• [Required work] Return the records, each one exactly as written.

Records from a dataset

□ □ □ □ □

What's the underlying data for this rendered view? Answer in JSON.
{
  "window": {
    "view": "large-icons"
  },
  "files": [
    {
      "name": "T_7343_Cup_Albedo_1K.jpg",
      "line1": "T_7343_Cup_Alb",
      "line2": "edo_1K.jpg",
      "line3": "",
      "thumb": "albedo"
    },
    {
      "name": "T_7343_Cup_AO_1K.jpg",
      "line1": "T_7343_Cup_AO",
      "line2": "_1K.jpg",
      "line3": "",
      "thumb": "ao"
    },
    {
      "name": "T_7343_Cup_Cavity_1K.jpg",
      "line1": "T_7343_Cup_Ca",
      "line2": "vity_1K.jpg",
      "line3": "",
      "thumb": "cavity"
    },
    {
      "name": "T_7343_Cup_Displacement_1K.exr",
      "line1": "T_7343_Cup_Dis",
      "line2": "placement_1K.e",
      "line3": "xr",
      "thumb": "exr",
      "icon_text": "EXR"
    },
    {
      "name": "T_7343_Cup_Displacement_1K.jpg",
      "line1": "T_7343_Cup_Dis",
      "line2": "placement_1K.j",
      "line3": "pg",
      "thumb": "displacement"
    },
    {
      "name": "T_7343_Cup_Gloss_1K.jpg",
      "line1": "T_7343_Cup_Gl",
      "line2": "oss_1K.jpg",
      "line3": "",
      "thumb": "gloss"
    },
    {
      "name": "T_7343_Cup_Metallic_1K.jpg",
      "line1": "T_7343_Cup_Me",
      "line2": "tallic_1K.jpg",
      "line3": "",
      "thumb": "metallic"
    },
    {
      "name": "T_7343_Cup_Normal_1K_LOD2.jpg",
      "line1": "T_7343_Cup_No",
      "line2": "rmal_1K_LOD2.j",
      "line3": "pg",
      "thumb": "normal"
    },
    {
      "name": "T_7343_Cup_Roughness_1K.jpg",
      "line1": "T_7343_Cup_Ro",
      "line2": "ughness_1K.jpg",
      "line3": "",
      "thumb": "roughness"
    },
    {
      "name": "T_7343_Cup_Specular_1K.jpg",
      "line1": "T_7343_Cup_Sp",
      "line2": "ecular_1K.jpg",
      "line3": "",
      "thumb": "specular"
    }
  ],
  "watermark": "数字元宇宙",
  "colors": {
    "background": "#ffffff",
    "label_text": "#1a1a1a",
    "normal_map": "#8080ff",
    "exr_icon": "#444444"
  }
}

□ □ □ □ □

• [Answer section]
What's the underlying data for this rendered view? Answer in JSON.
{
  "window": {
    "view": "large-icons"
  },
  "files": [
    {
      "name": "T_7343_Cup_Albedo_1K.jpg",
      "line1": "T_7343_Cup_Alb",
      "line2": "edo_1K.jpg",
      "line3": "",
      "thumb": "albedo"
    },
    {
      "name": "T_7343_Cup_AO_1K.jpg",
      "line1": "T_7343_Cup_AO",
      "line2": "_1K.jpg",
      "line3": "",
      "thumb": "ao"
    },
    {
      "name": "T_7343_Cup_Cavity_1K.jpg",
      "line1": "T_7343_Cup_Ca",
      "line2": "vity_1K.jpg",
      "line3": "",
      "thumb": "cavity"
    },
    {
      "name": "T_7343_Cup_Displacement_1K.exr",
      "line1": "T_7343_Cup_Dis",
      "line2": "placement_1K.e",
      "line3": "xr",
      "thumb": "exr",
      "icon_text": "EXR"
    },
    {
      "name": "T_7343_Cup_Displacement_1K.jpg",
      "line1": "T_7343_Cup_Dis",
      "line2": "placement_1K.j",
      "line3": "pg",
      "thumb": "displacement"
    },
    {
      "name": "T_7343_Cup_Gloss_1K.jpg",
      "line1": "T_7343_Cup_Gl",
      "line2": "oss_1K.jpg",
      "line3": "",
      "thumb": "gloss"
    },
    {
      "name": "T_7343_Cup_Metallic_1K.jpg",
      "line1": "T_7343_Cup_Me",
      "line2": "tallic_1K.jpg",
      "line3": "",
      "thumb": "metallic"
    },
    {
      "name": "T_7343_Cup_Normal_1K_LOD2.jpg",
      "line1": "T_7343_Cup_No",
      "line2": "rmal_1K_LOD2.j",
      "line3": "pg",
      "thumb": "normal"
    },
    {
      "name": "T_7343_Cup_Roughness_1K.jpg",
      "line1": "T_7343_Cup_Ro",
      "line2": "ughness_1K.jpg",
      "line3": "",
      "thumb": "roughness"
    },
    {
      "name": "T_7343_Cup_Specular_1K.jpg",
      "line1": "T_7343_Cup_Sp",
      "line2": "ecular_1K.jpg",
      "line3": "",
      "thumb": "specular"
    }
  ],
  "watermark": "数字元宇宙",
  "colors": {
    "background": "#ffffff",
    "label_text": "#1a1a1a",
    "normal_map": "#8080ff",
    "exr_icon": "#444444"
  }
}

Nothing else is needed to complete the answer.